The only reason one would attempt to cheat death is to escape judgment. Without a desire for a heaven to gain, and a hell to avoid, our standard of morality is without true reason. The Judeo-Christian perspective urges mankind to crave life in a way that allows man to experience heaven in the present. Death has the potential to cause torment to the point it can feel like hell on earth. To curb one’s impulse to commit a violation of natural law, there must be a consequence. A punishment ought to be comparable to the violation, but not to the grievance. Such as in the practice of law, proportionate punishment is more essential than the gratification of social justice.
One’s God-given rights are sacred institutions, and mankind is to protect and preserve those rights. The documents on which the United States of America is founded – The Declaration of Independence, The Constitution, and The Bill of Rights – are precepts prescribed not by man, but by God. Once violated, punishment ought to be imminent, impartial, and prudent.
The 6th Amendment grants the right to a speedy trial by an impartial jury within the district where the incident occurred, and the accused is promised a rigorous defense. Regardless of the ruling, the ‘due-process’ achieved is more vital. Laws, standards, and ethics must not waver in order to gain justice.
When an accusation is inaccurate or excessive, a plea can be presented. That is the mercy; furthermore, if the conviction is unsatisfactory, one can levy an appeal.
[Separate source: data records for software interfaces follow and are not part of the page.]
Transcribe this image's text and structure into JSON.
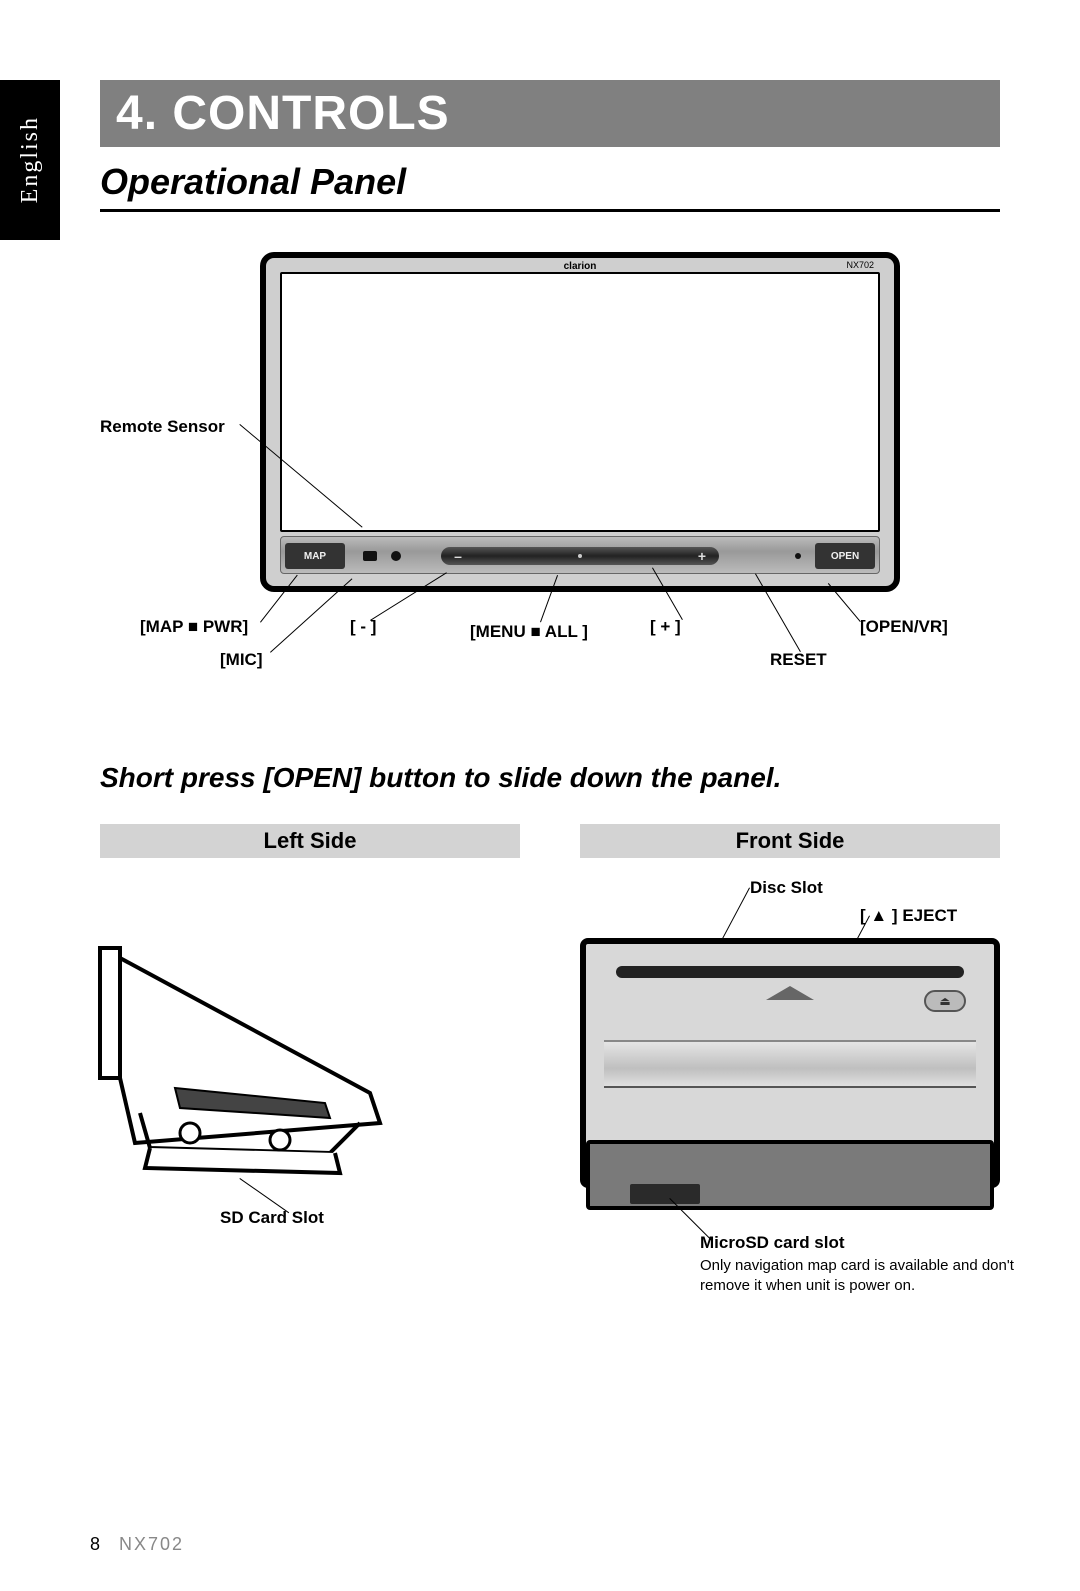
{
  "language_tab": "English",
  "chapter": {
    "number": "4.",
    "title": "CONTROLS"
  },
  "section_title": "Operational Panel",
  "device": {
    "brand": "clarion",
    "model": "NX702",
    "button_map_label": "MAP",
    "button_open_label": "OPEN"
  },
  "diagram1_callouts": {
    "remote_sensor": "Remote Sensor",
    "map_pwr": "[MAP ■ PWR]",
    "mic": "[MIC]",
    "minus": "[ - ]",
    "menu_all": "[MENU ■ ALL ]",
    "plus": "[ + ]",
    "open_vr": "[OPEN/VR]",
    "reset": "RESET"
  },
  "subtitle": "Short press [OPEN] button to slide down the panel.",
  "side_headers": {
    "left": "Left Side",
    "front": "Front Side"
  },
  "left_side": {
    "sd_card": "SD Card Slot"
  },
  "front_side": {
    "disc_slot": "Disc Slot",
    "eject": "[ ▲ ] EJECT",
    "eject_glyph": "⏏",
    "microsd_title": "MicroSD card slot",
    "microsd_note": "Only navigation map card is available and don't remove it when unit is power on."
  },
  "footer": {
    "page": "8",
    "model": "NX702"
  }
}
Many ask about conviction errors. The truth is that they rarely occur in felony cases. The infrequency is so great that the margin-of-error was last calculated to be less than .03%. Within that margin, wrongful executions are calculated to be less than .1%.
Should that be ignored? No.
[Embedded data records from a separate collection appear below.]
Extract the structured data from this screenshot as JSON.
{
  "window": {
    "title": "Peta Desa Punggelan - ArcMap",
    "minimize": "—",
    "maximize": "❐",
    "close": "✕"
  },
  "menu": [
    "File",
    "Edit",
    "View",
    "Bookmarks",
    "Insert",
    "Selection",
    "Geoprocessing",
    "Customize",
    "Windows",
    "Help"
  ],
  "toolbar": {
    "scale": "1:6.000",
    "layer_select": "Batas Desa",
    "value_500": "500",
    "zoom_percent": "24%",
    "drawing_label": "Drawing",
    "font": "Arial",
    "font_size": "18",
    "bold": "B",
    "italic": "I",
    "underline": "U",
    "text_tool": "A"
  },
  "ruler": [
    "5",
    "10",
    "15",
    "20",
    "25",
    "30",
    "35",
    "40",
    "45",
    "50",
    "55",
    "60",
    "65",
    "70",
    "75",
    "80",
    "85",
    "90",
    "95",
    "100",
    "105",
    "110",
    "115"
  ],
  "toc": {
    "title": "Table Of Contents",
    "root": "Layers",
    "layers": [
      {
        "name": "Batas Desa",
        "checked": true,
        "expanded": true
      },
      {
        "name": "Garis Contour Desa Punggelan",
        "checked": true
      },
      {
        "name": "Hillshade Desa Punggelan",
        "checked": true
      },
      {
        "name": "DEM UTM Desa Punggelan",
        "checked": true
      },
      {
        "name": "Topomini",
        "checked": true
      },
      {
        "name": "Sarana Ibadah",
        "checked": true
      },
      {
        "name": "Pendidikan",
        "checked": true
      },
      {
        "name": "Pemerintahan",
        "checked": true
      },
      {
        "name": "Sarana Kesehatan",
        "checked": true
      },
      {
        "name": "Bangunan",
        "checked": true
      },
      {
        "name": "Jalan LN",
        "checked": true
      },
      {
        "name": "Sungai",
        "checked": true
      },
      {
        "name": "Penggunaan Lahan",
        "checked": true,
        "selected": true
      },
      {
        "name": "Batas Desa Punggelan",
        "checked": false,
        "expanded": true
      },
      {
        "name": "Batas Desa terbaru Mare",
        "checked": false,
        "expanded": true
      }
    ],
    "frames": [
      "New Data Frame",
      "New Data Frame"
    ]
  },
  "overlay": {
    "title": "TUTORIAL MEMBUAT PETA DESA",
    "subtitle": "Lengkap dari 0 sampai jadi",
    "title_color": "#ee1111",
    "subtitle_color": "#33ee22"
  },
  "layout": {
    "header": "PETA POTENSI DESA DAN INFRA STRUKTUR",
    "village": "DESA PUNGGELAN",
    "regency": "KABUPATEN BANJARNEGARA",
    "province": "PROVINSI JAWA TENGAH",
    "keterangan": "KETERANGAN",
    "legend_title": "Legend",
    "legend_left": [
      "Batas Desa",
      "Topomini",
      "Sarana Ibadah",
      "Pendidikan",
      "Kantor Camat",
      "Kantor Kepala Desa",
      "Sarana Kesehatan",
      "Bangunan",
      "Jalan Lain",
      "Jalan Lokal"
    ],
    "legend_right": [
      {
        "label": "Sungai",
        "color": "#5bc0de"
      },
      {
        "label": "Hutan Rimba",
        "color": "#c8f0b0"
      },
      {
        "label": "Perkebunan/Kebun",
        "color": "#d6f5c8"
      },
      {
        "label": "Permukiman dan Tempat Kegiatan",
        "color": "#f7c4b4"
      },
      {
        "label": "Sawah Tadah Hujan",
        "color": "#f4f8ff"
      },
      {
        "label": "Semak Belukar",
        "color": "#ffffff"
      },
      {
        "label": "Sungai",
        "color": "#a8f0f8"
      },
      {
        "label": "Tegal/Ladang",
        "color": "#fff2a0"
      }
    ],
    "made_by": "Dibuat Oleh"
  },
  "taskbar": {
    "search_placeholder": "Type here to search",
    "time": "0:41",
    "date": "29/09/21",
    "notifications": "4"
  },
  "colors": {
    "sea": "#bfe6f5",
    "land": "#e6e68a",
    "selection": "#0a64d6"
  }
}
Is that unfortunate? Yes.
Is that just? Absolutely, and here’s why: the system did not fail, society did.
The left asserts that mankind made the society that crafted the law. They are wrong. God fashioned the law to govern a society in which man continues to fail to exercise self-control, period.
To insist that one would rather see 97 guilty murderers, rapists, and/or thieves live without reprimand in order to keep 3 innocent persons out of jail is not an argument for compassion, but is a declaration of an immoral and unjust lunacy.
Recently, California voted to allow felons to vote from prison. Leftist politicians expressed that voting is a civic right. They have chosen to ignore the unequivocal fact that once one violates the rights God gave their victims, many of their own rights are lawfully reduced or even lost.
The left argues that felons did not intend to lose certain civic rights. However, their conviction proves intent to break the law. For example, it is illegal to drive under the influence of alcohol or drugs. When one drives under the influence and strikes and kills a human being, the driver is rightfully accused of killing, whether they intended to or not. The fact remains that they have deprived a person of life, when their intent was only to drive while intoxicated.
John Adams, one of the Founding Fathers, stated, “But a Constitution of Government once changed from Freedom, can never be restored. Liberty, once lost, is lost forever.”
Villains and heroes alike portrayed in the Bible did not get to choose the level of suffering their sin caused. Pharaoh did not intend to lose his first born when he refused to free the Hebrews from slavery. Saul did not intend to become insane while attempting to murder David. David did not intend for his sons to assassinate one another when he killed a man to cover up his own infidelity.
Violators do not get to choose the amount of agony their act of lawlessness generates, even unto themselves. Once one infringes even one law, one will suffer judgment.
God is steadfast, and His law resolute; therefore, govern yourself justly in order to discover justice and liberty.
By: Rosemary Dewar